I sat down with twofour54 Intaj Executive Director Paul Baker (pictured above with yours truly) bright and early this morning in the UAE Pavilion at the Festival de Cannes. He explained not only the current 30 percent production rebate offered in Abu Dhabi, which has helped attract some major productions to the Emirate lately, but also twofour54′s mission of, in Baker’s own words, culturally “inspiring the youth of the Gulf and help create a long-term sustainable production hub.” As a result, both Hollywood and Bollywood have taken notice and now the media coverage on Star Wars alone will create a deafening buzz in the region. And around the world.
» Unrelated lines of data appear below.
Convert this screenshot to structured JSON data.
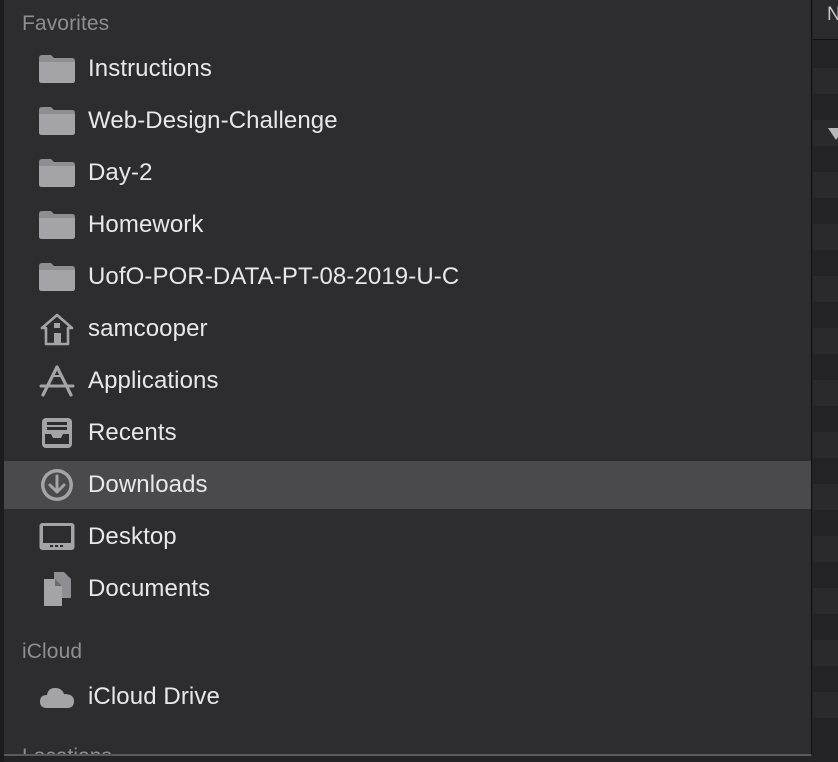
{
  "sidebar": {
    "favorites_header": "Favorites",
    "icloud_header": "iCloud",
    "locations_header": "Locations",
    "favorites": [
      {
        "label": "Instructions",
        "icon": "folder-icon"
      },
      {
        "label": "Web-Design-Challenge",
        "icon": "folder-icon"
      },
      {
        "label": "Day-2",
        "icon": "folder-icon"
      },
      {
        "label": "Homework",
        "icon": "folder-icon"
      },
      {
        "label": "UofO-POR-DATA-PT-08-2019-U-C",
        "icon": "folder-icon"
      },
      {
        "label": "samcooper",
        "icon": "home-icon"
      },
      {
        "label": "Applications",
        "icon": "applications-icon"
      },
      {
        "label": "Recents",
        "icon": "recents-icon"
      },
      {
        "label": "Downloads",
        "icon": "downloads-icon",
        "selected": true
      },
      {
        "label": "Desktop",
        "icon": "desktop-icon"
      },
      {
        "label": "Documents",
        "icon": "documents-icon"
      }
    ],
    "icloud": [
      {
        "label": "iCloud Drive",
        "icon": "cloud-icon"
      }
    ]
  },
  "file_list": {
    "column_header": "N"
  },
  "colors": {
    "sidebar_bg": "#2d2d2f",
    "selected_bg": "#4a4a4d",
    "section_header": "#8e8e93",
    "item_text": "#e8e8ea",
    "icon": "#a4a4a8"
  }
}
I know of journalists who went sneaking around the desert to find out the exact location, and get some first, exclusive photos of the set and crew, which arrived in Abu Dhabi at the beginning of May.
The great thing about Abu Dhabi is that although the cinema industry there is relatively new, the Emirate possesses some of the best infrastructure and human resources ever. There is also the hospitality aspect, with hotels and airlines ready to receive with typical Emirati grace, and the collaboration of the government. In the case of recent Bollywood production Bang Bang, the entire Corniche, the central artery of Abu Dhabi, was shut down over a weekend to allow for the shooting of a scene. Just try and do that in NYC. Plus, as Baker so beautifully put it, “you can shoot a make-believe downtown Baghdad in the morning and retire to your posh hotel at night,” since both heritage and luxury live side by side in Abu Dhabi. But enough gushing, on my part. It’s no secret how I feel about the UAE, and for my own very selfish, very personal reasons, I am super happy about this latest announcement.
A couple of days ago, truly in Cannes-time it seems like years ago, I met Adrien Brody and director Lee Tamahori, who announced their latest project, a film based on Charles the Fifth titled Emperor. Although best known for his motto Plus Ultra, meaning “further beyond,” I enjoyed finding in my research this quote about him: “Not greedy of territory,” wrote Marcantonio Contarini in 1536, “but most greedy of peace and quiet.” It explained perfectly the choice of Brody for the role. Yet both Tamahori, a wonderfully uncompromising man with an infectious interest in everything and everyone, and Brody, who looked divinely dashing in his Dolce and Gabbana camel-colored suit, assured me that this more subtle side of Charles’ character would not be the focus of the film, rather a period of two years when he fought, conquered, loved and lived. Probably a better choice, much more exciting and cinematic.